Problem to solve.
Which lines of the entries below hold the word "QMenu"? Report each of them.

Recorded information: Begin

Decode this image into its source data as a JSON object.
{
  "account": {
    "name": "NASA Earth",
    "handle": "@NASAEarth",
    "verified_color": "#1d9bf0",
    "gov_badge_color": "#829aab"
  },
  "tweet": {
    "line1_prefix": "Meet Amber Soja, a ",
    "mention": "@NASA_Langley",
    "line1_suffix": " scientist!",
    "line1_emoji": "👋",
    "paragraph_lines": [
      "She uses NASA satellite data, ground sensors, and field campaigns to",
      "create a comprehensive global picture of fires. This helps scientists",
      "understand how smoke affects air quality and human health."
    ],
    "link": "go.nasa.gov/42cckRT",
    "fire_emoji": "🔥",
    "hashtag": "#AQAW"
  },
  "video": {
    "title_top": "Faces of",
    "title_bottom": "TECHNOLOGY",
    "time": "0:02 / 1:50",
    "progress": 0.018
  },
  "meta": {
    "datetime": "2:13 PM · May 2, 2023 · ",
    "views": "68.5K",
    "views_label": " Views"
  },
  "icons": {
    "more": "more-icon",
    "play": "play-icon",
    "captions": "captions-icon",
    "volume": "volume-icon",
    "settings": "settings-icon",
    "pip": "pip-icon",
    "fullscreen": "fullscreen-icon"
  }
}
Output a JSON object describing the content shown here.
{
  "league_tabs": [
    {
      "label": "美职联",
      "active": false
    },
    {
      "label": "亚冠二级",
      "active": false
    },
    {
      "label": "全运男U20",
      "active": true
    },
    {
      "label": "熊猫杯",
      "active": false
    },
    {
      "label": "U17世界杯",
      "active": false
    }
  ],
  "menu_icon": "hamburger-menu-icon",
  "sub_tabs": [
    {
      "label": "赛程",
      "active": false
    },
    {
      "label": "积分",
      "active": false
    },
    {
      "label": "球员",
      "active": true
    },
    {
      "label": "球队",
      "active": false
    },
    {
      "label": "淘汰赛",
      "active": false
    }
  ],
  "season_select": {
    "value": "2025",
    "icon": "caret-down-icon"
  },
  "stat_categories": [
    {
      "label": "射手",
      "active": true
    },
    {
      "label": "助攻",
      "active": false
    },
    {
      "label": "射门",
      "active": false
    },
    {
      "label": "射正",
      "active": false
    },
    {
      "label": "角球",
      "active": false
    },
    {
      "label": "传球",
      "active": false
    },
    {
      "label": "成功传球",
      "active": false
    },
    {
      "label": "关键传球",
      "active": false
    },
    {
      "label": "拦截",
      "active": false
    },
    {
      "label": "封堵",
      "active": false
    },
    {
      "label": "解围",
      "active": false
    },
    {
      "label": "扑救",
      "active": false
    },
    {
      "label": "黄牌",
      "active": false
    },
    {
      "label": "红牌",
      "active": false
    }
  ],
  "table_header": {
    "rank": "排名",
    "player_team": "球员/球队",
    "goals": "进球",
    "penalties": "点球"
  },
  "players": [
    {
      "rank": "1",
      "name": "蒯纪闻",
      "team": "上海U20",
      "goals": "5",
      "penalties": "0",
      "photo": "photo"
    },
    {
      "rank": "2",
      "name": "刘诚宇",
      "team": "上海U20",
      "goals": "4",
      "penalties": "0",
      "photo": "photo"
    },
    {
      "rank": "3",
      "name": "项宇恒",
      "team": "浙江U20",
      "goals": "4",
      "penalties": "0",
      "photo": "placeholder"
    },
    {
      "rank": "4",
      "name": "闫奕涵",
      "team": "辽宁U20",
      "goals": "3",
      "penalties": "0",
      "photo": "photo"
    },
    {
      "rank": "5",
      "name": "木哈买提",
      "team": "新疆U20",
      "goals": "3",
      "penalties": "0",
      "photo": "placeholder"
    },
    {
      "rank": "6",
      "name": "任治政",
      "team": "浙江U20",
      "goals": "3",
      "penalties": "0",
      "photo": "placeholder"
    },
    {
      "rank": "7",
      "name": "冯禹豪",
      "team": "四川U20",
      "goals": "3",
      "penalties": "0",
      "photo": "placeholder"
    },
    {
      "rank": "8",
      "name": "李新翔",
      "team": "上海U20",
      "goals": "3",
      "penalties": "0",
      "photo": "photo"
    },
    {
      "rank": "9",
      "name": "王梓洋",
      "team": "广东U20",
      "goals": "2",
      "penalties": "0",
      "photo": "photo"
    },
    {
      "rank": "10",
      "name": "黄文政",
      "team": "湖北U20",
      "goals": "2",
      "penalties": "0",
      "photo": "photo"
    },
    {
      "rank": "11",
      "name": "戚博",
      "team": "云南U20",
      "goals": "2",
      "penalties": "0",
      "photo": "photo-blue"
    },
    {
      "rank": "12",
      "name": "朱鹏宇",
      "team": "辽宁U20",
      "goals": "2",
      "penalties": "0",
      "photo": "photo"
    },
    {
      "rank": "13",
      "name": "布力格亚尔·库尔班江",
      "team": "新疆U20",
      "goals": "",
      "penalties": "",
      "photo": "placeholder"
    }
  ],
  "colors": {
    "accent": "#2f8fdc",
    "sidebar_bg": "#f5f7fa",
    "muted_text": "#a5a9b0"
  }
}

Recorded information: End
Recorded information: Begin

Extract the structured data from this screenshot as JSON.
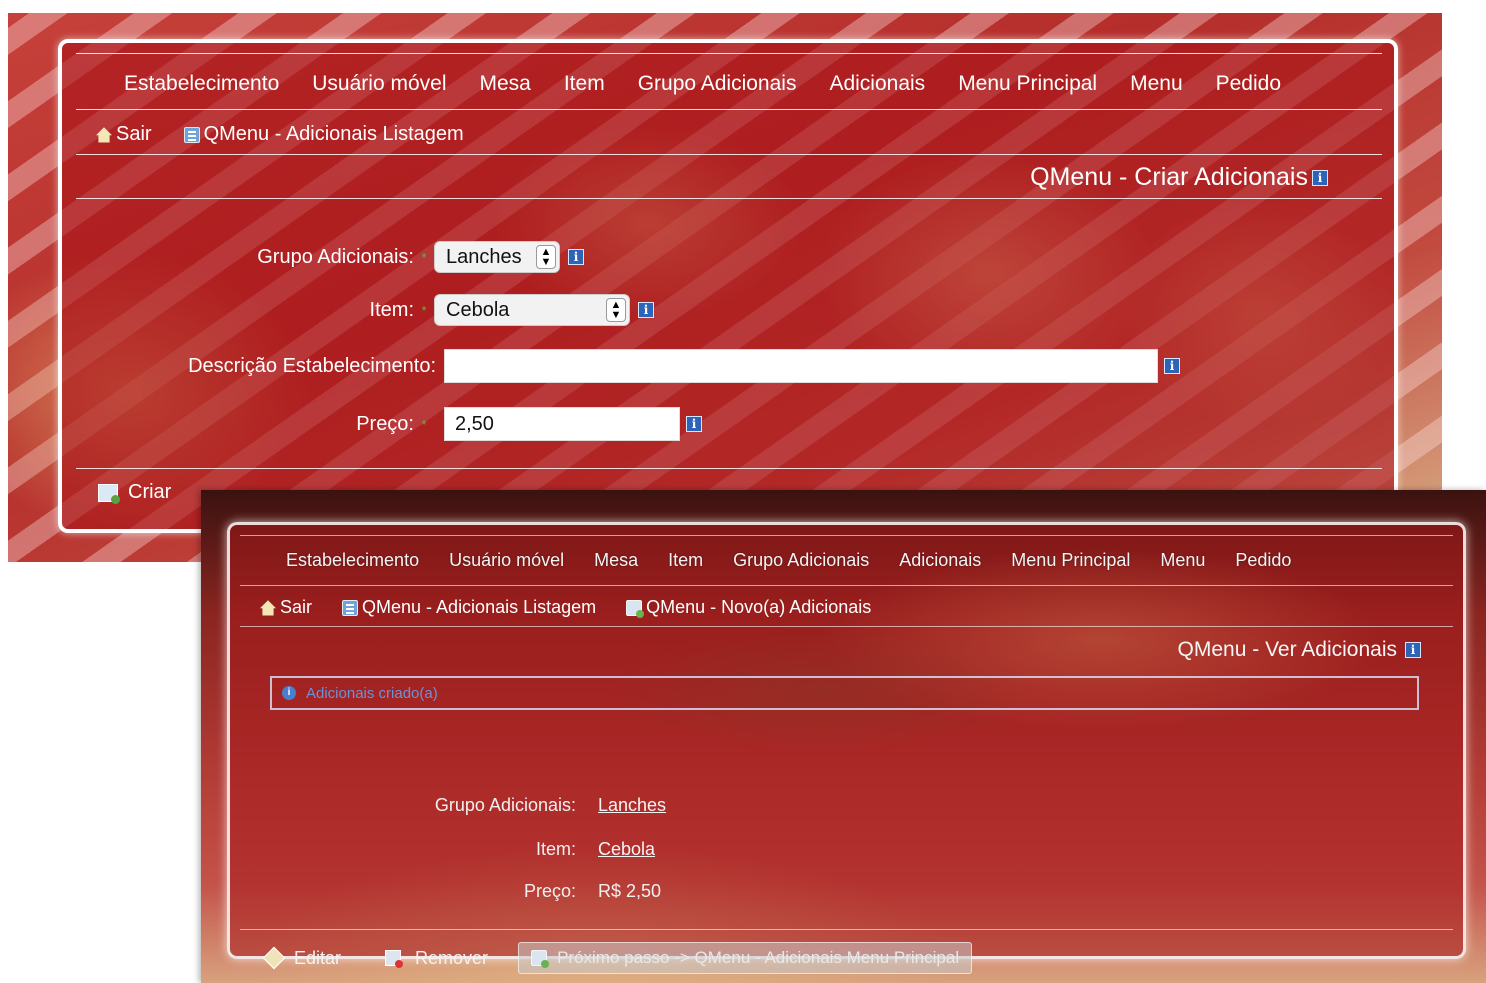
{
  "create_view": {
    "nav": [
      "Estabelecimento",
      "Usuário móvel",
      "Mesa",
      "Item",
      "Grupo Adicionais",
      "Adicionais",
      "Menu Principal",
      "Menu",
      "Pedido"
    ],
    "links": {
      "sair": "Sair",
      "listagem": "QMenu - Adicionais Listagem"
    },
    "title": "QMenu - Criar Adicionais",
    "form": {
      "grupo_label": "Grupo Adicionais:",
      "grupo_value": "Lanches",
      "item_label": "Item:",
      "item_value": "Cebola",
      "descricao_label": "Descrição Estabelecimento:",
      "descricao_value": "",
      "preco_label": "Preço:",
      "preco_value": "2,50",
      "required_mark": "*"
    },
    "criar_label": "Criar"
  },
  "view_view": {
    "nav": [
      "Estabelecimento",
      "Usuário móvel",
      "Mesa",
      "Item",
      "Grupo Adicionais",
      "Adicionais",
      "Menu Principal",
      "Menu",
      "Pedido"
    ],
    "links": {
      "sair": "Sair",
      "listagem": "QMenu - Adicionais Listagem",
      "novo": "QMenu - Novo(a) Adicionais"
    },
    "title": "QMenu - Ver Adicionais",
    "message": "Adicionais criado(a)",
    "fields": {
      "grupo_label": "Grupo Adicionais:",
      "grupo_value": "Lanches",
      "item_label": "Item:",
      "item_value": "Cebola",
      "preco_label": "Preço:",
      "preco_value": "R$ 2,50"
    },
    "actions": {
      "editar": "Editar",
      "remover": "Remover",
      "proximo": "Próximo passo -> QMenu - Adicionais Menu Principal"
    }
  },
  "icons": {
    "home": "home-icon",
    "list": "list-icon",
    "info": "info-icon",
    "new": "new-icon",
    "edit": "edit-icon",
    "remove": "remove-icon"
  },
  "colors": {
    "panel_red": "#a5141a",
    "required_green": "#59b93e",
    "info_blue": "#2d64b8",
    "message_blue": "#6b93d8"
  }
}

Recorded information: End

Answer box.
      "listagem": "QMenu - Adicionais Listagem"
    "title": "QMenu - Criar Adicionais",
      "listagem": "QMenu - Adicionais Listagem",
      "novo": "QMenu - Novo(a) Adicionais"
    "title": "QMenu - Ver Adicionais",
      "proximo": "Próximo passo -> QMenu - Adicionais Menu Principal"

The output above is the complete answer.